Patrick Watson at the Vogue Theatre (Photo: Brandon Artis)

How To Support The Live Music Industry Right Now

Investing your time and money now will pay off in decibels in the future.

The COVID-19 pandemic has created difficult challenges for many, and one sector that is especially struggling to find a clear path is the live music industry, with indoor concerts and large gatherings the last to be phased in.

Independent music venues are at risk of shuttering without the support of the government, and without small to midsize music venues operating in our communities, artists will be left with limited places to perform. As avid concertgoers and live music supporters, we have put together some innovative ways to rally behind and support an industry that is struggling to survive. 


The Canadian Independent Venue Coalition has launched its #SupportCanadianVenues Initiative to rally the government for support of independent concert venues who have been financially affected.

The CIVC is seeking emergency funding and an economic stimulus plan for the unfunded live music and touring sector to ensure there are venues for artists to perform at when the quarantine restrictions are lifted. If you want to help, the CIVC is asking music fans to write to their members of parliament using easy-to-use templates on their website, and to share across social media. For more information and to discover other organizations rallying for the same cause, check out the National Independent Venue Association and the Independent Promoter Alliance.


Behind every credible band is a stockpile of unsold merchandise. While there aren’t any opportunities to be showcasing their goods at the moment, a lot of band merch is left collecting dust. For artists who don’t have their own e-comm stores set up, some venues have set up digi-stores to help generate funds. So if you want to support your favourite club or artist, consider your purchase power. Bandcamp has also stepped up in their role as a streaming platform, actively directing their cut of profits back to the artists on specific days they have coined Bandcamp Fridays. The next share day is on July 3 so mark your calendar


You’ve probably noticed some shows have been announced for late 2020, early 2021. While promoters can’t predict the future, we can applaud their efforts for taking that leap of faith and trying. If you’re thinking you might be interested in attending any of these shows, support your local promoters and buy your tickets now. Not only will it give you something to look forward to, but you’ll definitely be able to learn all the words to the songs by the time it rolls around. And if you’ve already got a ticket for an event that was rescheduled, rather than asking for a refund, hang on to it if you can and keep the industry in good standings. 


Live streams were one of the first things to be fully embraced at the beginning of the pandemic, taking on quarantine life in a positive way. These streams have evolved since; some even developed a life of their own thanks to Minecraft and other online gaming platforms. From acoustic bedroom jam sessions to virtual funding drive festivals or Pride-themed dance parties, no matter your quar flavour, there’s a stream somewhere out there for you. Donations are always welcome. 

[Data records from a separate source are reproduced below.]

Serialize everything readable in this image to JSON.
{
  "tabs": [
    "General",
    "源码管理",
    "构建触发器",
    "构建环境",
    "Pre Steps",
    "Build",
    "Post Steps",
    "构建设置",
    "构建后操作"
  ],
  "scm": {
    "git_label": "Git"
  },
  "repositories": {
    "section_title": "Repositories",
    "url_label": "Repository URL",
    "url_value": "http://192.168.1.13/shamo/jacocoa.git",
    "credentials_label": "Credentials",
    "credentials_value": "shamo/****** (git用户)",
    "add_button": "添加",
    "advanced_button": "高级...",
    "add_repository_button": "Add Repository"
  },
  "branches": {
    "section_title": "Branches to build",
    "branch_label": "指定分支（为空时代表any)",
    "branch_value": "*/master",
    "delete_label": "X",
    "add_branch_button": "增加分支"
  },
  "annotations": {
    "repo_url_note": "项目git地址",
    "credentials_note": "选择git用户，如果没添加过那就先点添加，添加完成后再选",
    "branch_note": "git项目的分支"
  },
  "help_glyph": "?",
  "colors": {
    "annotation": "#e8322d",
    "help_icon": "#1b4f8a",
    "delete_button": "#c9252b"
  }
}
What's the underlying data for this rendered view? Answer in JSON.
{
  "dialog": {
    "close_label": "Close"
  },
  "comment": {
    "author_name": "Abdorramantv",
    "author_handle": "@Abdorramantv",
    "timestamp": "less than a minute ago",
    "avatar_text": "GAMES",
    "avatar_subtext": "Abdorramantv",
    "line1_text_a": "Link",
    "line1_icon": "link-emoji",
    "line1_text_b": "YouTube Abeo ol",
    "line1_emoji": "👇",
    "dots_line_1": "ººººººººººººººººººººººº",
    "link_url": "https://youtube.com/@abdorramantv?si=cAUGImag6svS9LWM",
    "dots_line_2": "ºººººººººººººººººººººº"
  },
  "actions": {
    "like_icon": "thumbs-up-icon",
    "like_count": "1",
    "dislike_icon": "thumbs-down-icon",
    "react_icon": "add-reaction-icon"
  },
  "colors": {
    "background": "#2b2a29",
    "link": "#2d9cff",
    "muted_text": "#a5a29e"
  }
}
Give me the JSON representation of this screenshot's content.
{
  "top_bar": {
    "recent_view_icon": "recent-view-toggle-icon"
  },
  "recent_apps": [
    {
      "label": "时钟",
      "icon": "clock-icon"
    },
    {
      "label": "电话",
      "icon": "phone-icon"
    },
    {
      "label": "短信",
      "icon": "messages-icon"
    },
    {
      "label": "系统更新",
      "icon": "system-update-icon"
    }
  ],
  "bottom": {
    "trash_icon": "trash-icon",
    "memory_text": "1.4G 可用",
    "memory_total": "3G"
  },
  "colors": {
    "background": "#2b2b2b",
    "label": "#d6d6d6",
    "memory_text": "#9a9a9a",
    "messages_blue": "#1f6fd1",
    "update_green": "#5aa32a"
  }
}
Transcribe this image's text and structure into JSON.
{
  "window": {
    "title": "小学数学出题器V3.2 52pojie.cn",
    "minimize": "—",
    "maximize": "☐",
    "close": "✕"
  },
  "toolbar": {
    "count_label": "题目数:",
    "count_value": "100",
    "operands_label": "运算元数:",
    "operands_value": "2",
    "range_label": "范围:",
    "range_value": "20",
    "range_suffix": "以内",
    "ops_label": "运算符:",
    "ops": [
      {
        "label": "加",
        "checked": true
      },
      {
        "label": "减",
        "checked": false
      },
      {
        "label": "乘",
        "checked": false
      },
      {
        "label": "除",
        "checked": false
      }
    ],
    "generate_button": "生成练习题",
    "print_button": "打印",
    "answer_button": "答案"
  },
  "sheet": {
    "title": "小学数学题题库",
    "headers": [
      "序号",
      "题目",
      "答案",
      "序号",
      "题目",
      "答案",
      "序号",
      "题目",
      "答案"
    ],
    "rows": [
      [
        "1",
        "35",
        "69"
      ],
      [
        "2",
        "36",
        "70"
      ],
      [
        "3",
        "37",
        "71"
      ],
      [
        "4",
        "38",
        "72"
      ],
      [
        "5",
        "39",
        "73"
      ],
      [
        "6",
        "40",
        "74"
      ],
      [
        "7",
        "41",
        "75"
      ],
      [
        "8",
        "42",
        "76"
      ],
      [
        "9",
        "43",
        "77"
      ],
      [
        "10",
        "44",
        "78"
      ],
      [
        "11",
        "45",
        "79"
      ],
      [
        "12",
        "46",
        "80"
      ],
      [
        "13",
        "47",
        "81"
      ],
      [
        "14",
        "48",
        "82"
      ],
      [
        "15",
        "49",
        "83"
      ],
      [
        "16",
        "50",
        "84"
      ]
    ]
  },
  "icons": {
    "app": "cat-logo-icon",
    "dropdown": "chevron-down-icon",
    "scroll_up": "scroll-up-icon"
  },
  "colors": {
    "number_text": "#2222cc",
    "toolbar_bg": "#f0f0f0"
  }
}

If you’re in a band sitting on unrecorded tracks, consider pooling your money and booking a studio session with a local producer. 

“Recorded music has never been more important for music fans,” says producer Jesse Gander at Rain City Recorders. “As social restrictions begin to ease and bands start rehearsing again, it’s an excellent time to write and record new material.” Recording studios are often staffed with musicians so it benefits them directly, but it also benefits everyone else down the chain. It helps the pressing plants stay busy, and the record labels and publicists have new material to promote. The long term benefit is that the better your record is, the more fans will want to come see you live, thus benefiting venues down the road.